▶ Work item
All entries, exactly as written, should be output again.

(Data about app and page elements)
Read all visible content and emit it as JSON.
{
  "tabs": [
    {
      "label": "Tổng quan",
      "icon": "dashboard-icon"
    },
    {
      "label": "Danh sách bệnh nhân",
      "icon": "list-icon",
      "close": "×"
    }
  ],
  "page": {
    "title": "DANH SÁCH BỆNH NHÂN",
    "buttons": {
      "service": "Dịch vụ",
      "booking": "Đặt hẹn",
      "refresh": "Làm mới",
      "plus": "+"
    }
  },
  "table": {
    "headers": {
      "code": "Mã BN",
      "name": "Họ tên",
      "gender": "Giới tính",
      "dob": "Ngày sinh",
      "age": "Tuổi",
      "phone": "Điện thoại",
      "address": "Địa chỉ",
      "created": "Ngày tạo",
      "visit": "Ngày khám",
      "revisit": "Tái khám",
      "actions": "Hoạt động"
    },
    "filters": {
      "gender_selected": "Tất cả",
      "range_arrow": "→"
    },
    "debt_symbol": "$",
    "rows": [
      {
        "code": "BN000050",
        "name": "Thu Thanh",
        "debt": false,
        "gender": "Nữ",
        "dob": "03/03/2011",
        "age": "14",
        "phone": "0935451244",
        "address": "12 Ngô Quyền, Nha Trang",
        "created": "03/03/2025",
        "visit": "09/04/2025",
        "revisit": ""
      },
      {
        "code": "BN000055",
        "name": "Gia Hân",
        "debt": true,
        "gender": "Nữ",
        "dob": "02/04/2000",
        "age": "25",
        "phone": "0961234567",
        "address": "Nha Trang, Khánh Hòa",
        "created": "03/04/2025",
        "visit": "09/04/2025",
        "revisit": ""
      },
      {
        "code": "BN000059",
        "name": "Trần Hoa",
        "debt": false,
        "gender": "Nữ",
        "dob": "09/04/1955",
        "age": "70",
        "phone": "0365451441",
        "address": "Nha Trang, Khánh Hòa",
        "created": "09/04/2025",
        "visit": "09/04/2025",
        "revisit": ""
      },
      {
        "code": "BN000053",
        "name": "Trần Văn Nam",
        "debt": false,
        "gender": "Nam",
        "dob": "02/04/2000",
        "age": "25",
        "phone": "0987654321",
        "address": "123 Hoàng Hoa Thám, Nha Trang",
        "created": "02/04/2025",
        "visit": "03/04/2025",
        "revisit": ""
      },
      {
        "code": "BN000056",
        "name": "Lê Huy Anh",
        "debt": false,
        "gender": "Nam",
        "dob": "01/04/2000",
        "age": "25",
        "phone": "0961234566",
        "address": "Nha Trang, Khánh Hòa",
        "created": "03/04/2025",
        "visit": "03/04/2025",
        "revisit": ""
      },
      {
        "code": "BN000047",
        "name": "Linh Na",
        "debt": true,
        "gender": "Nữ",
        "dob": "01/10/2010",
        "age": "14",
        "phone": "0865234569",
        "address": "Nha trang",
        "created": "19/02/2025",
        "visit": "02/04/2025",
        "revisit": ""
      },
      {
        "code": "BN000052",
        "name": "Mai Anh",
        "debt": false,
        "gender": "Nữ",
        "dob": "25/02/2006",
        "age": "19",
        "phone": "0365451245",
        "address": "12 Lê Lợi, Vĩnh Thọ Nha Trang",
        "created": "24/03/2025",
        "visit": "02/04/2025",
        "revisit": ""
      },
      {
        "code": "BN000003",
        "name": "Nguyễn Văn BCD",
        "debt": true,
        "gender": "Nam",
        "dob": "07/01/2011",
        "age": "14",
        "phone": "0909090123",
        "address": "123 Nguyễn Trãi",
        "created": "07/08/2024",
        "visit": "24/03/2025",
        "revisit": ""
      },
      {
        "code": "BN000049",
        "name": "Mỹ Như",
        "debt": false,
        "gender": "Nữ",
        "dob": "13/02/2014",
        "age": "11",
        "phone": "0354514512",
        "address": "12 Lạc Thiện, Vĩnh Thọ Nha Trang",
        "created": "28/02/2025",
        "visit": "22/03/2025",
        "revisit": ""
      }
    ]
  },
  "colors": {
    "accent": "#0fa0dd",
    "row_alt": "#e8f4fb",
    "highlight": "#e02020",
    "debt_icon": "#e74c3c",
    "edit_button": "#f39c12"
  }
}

▶ Solved problem
Read all visible content and emit it as JSON.
{
  "tabs": [
    {
      "label": "Tổng quan",
      "icon": "dashboard-icon"
    },
    {
      "label": "Danh sách bệnh nhân",
      "icon": "list-icon",
      "close": "×"
    }
  ],
  "page": {
    "title": "DANH SÁCH BỆNH NHÂN",
    "buttons": {
      "service": "Dịch vụ",
      "booking": "Đặt hẹn",
      "refresh": "Làm mới",
      "plus": "+"
    }
  },
  "table": {
    "headers": {
      "code": "Mã BN",
      "name": "Họ tên",
      "gender": "Giới tính",
      "dob": "Ngày sinh",
      "age": "Tuổi",
      "phone": "Điện thoại",
      "address": "Địa chỉ",
      "created": "Ngày tạo",
      "visit": "Ngày khám",
      "revisit": "Tái khám",
      "actions": "Hoạt động"
    },
    "filters": {
      "gender_selected": "Tất cả",
      "range_arrow": "→"
    },
    "debt_symbol": "$",
    "rows": [
      {
        "code": "BN000050",
        "name": "Thu Thanh",
        "debt": false,
        "gender": "Nữ",
        "dob": "03/03/2011",
        "age": "14",
        "phone": "0935451244",
        "address": "12 Ngô Quyền, Nha Trang",
        "created": "03/03/2025",
        "visit": "09/04/2025",
        "revisit": ""
      },
      {
        "code": "BN000055",
        "name": "Gia Hân",
        "debt": true,
        "gender": "Nữ",
        "dob": "02/04/2000",
        "age": "25",
        "phone": "0961234567",
        "address": "Nha Trang, Khánh Hòa",
        "created": "03/04/2025",
        "visit": "09/04/2025",
        "revisit": ""
      },
      {
        "code": "BN000059",
        "name": "Trần Hoa",
        "debt": false,
        "gender": "Nữ",
        "dob": "09/04/1955",
        "age": "70",
        "phone": "0365451441",
        "address": "Nha Trang, Khánh Hòa",
        "created": "09/04/2025",
        "visit": "09/04/2025",
        "revisit": ""
      },
      {
        "code": "BN000053",
        "name": "Trần Văn Nam",
        "debt": false,
        "gender": "Nam",
        "dob": "02/04/2000",
        "age": "25",
        "phone": "0987654321",
        "address": "123 Hoàng Hoa Thám, Nha Trang",
        "created": "02/04/2025",
        "visit": "03/04/2025",
        "revisit": ""
      },
      {
        "code": "BN000056",
        "name": "Lê Huy Anh",
        "debt": false,
        "gender": "Nam",
        "dob": "01/04/2000",
        "age": "25",
        "phone": "0961234566",
        "address": "Nha Trang, Khánh Hòa",
        "created": "03/04/2025",
        "visit": "03/04/2025",
        "revisit": ""
      },
      {
        "code": "BN000047",
        "name": "Linh Na",
        "debt": true,
        "gender": "Nữ",
        "dob": "01/10/2010",
        "age": "14",
        "phone": "0865234569",
        "address": "Nha trang",
        "created": "19/02/2025",
        "visit": "02/04/2025",
        "revisit": ""
      },
      {
        "code": "BN000052",
        "name": "Mai Anh",
        "debt": false,
        "gender": "Nữ",
        "dob": "25/02/2006",
        "age": "19",
        "phone": "0365451245",
        "address": "12 Lê Lợi, Vĩnh Thọ Nha Trang",
        "created": "24/03/2025",
        "visit": "02/04/2025",
        "revisit": ""
      },
      {
        "code": "BN000003",
        "name": "Nguyễn Văn BCD",
        "debt": true,
        "gender": "Nam",
        "dob": "07/01/2011",
        "age": "14",
        "phone": "0909090123",
        "address": "123 Nguyễn Trãi",
        "created": "07/08/2024",
        "visit": "24/03/2025",
        "revisit": ""
      },
      {
        "code": "BN000049",
        "name": "Mỹ Như",
        "debt": false,
        "gender": "Nữ",
        "dob": "13/02/2014",
        "age": "11",
        "phone": "0354514512",
        "address": "12 Lạc Thiện, Vĩnh Thọ Nha Trang",
        "created": "28/02/2025",
        "visit": "22/03/2025",
        "revisit": ""
      }
    ]
  },
  "colors": {
    "accent": "#0fa0dd",
    "row_alt": "#e8f4fb",
    "highlight": "#e02020",
    "debt_icon": "#e74c3c",
    "edit_button": "#f39c12"
  }
}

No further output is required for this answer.